Another sign they seem to be jelling is their first long-ball completion on that 67-yarder to Higgins, their longest play since Green's 70-yard touchdown in Nashville two years and 11 months ago. Until then, the only thing longer this year than Higgins' 30-yard-catch-and-run had been Bernard's 42-yard screen pass.

"It felt good. It did," Burrow said. "It was on a third and nine and the corner tried to jump our little out route and I threw it over the top. So that was good. We've got to keep that going."

Boyd knew Green's day was coming.

"I felt that he always played great, he stayed detailed and he did we had to do to keep the chains rolling," Boyd said. "Whenever his name is called then you know he's going to make that play, and now he's starting to rally up. It looked like an overall great offense when you see all three of us out there dominating. That's the offense everybody wanted to see. But I don't think A.J. was held back or it was, was anything wrong with them I just felt like the game just had to come down."

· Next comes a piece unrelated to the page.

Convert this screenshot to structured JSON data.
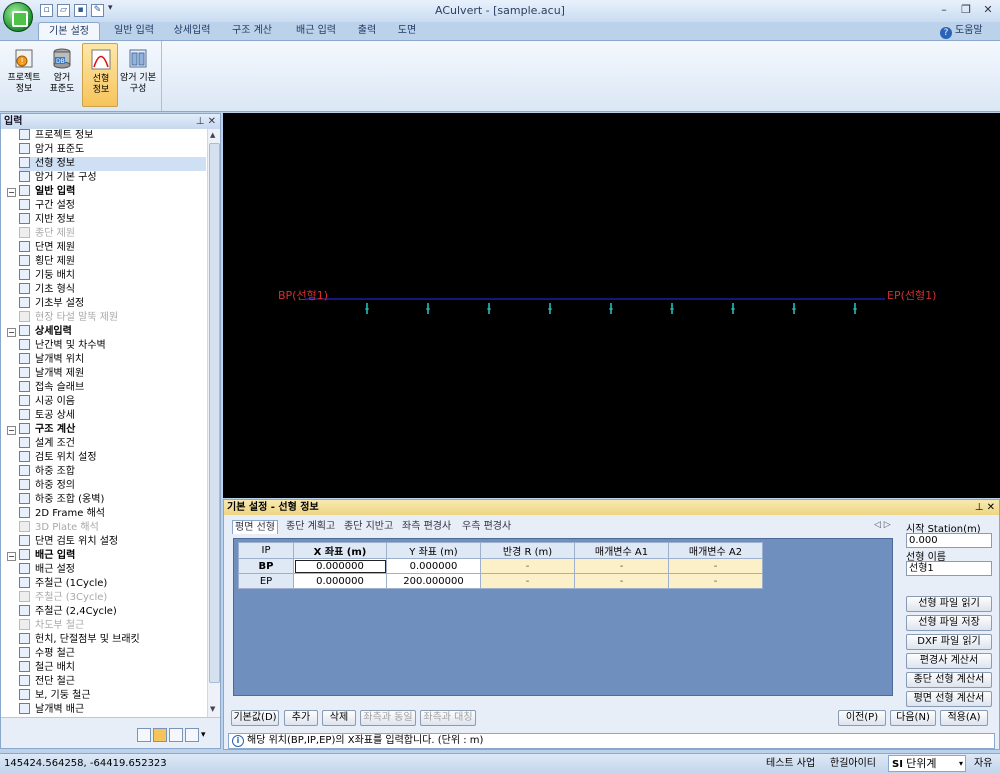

But isn't there always an Ohio State cornerback in the way? Burrow, the former Buckeye backup, knows all about Browns cornerback Denzel Ward's eight passes defensed.

"Denzel's playing like one of the best corners in the league," Burrow said. "I'm excited to compete against him for several years. He's a really good player, fast, strong, violent through the catch point. He's really, really good."

Boyd, who still has the seventh most catches in the league with 37 despite playing top corners Marlon Humphrey and Kenny Moore II the past two weeks, has also taken note of Ward.

"He's probably one of the top guys we faced so far. And looking back at the last couple games, against the Steelers he played very well," Boyd said. "He got beat on a double move by (James) Washington, but I think he played very sound. He can cover, he's got great speed. He's everything you want in a corner. He's got to stay disciplined on double moves and things like that but it just take some receivers to break the tendencies, to find openings and figure out how to beat corners like that."

HIGH POINT: Browns head coach Kevin Stefanski made an interesting point about Green during his Wednesday conference call with the Cincinnati media.

"His size, when you see him in person, is incredible," Stefanski said. "I mentioned earlier to our media that when the ball is in the air and it's intended for him, you kind of have to hold your breath because he's shown the ability to go up and get it. Ton of respect for him as a player. We have to make sure we're on point."

But Green said if he had to do it over again on Sunday's long ball that went off his hands when he kept them low, he would have gone up for the ball instead of waiting on it.

MUSH BALL: Left tackle Jonah Williams' favorite play of the season is not that 67-yarder or Burrow's 23-yard QB draw in the opener. He's an O-lineman, so it's that seven-yard touchdown run by Mixon in Indy that Bengals radio analyst Dave Lapham characterized as a "rugby scrum."

"We really want to establish that more and say that's something we can do so when it's called on we can do this," Williams said. "We've proven we can do it. We just have to do it consistently. Indianapolis has a great D-line. They have great players there. We knew that play was being called. We were excited about that play because it was just downhill trying to maul people and I think they did some movement and we collected that on the left side and we were just pushing.

"I felt Joe behind me. Just keep running your feet until the whistle blows. I was really excited when I looked down and saw we were actually past (the goal line). I didn't realize that. It was a great feeling as an O-line and as an offense. It's unfortunate that we didn't finish the game after a moment like that. That's something that was fun to rally around."